"There was really no grace at all in this announcement," said Barbara Hackman Franklin, a director at Aetna Inc., one of more than a dozen public company boards on which she has served, who also led the first White House effort to recruit women for high-level jobs as a staff assistant in 1971 to President Richard Nixon. "It's as if no one really thought of the communication piece of this. It was bound to be scrutinized and get a lot of attention heaped on it."
The Times's Murphy said, "Arthur did in fact say complimentary things about Jill Abramson both in his public statements and in remarks to the newsroom."
5. Don't get personal.
Sulzberger allowed his emotions to color his message, which added to the view that he'd mishandled the situation. In his second statement on May 17, for instance, he complained about Abramson's "arbitrary decision-making" and "public mistreatment of colleagues," asserting that she'd lost their support and could never regain it.
"When someone is embroiled in a dispute, you become myopic and you see the world through your own lenses and lose track of how others will view it," said Davia Temin, head of the New York-based crisis management firm Temin & Co. "There's no excuse for not taking the high road -- no matter how provoked you feel you are."
6. Recognize management challenges early.
Executives who are promoted for their technical brilliance and past performance sometimes derail because of personality or management flaws. Some can be helped and retained. Companies including General Electric Co., Boeing Co. and Google Inc. routinely coach talented executives who are having difficulties, which can help both the executives and the companies.
"When you're working in upper management, it's not just about dealing with subordinates, but also peers, and in some cases you need to learn how to temper your style," said Ray Henson, a management consultant who teaches executive and leadership strategy at Rutgers Business School. "People who have been successful don't see a reason to change."
7. Anticipate reactions based on gender and race.
The New York Times failed to foresee the fallout from firing a woman at a top level job and all the issues that are wrapped up in topics such as pay disparity and lack of progress for woman executives, said Gloria Allred, a Los Angeles lawyer who often represents women in discrimination cases.
Once the issue of equal pay was raised, she said, the tone was bound to change.
"When a woman rises to a top job formerly held by men, there's a concern about whether she is not only being given the title, but also the pay and the responsibility which is similar to what a man in that position has received," she said. "Management has to be very cautious and sensitive to the fact that women and minorities are very concerned about these issues and need to think about this in advance."
The Times's Murphy said, "The Times was well aware that this was going to be a big story because of Jill's prominence, although we weren't prepared to have to respond to leaked salary information that implied this is about gender pay equity."
Of course, not all of the missteps were on the company's side.

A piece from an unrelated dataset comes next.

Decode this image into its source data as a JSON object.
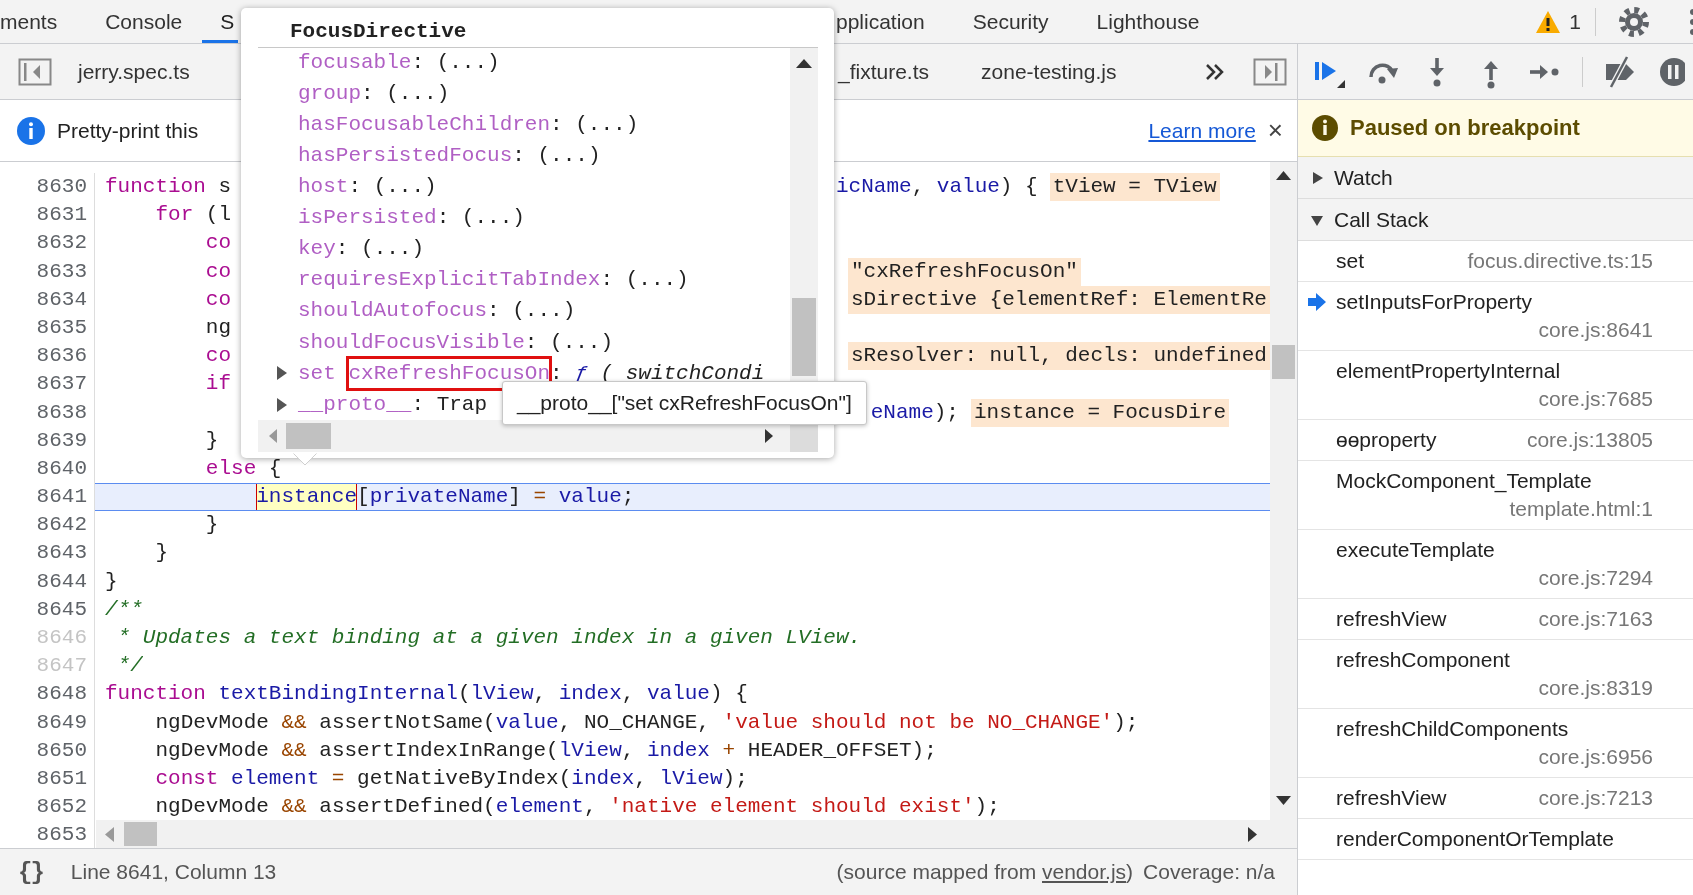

Abramson also made mistakes, management experts said. Among them:
8. Watch your back with a prominent and popular No. 2.
Dean Baquet, who had been managing editor under Abramson, made little secret of his strains with Abramson and, according to several reports, threatened to quit after learning Abramson planned to bring in another editor with the same title as he held.
"If there's something toxic going on, someone may have to go in order to keep the other person who's deemed more valuable," said Peter Crist, chairman of Crist/Kolder Associates. "It's painful, but that's what directors and CEOs get paid to do."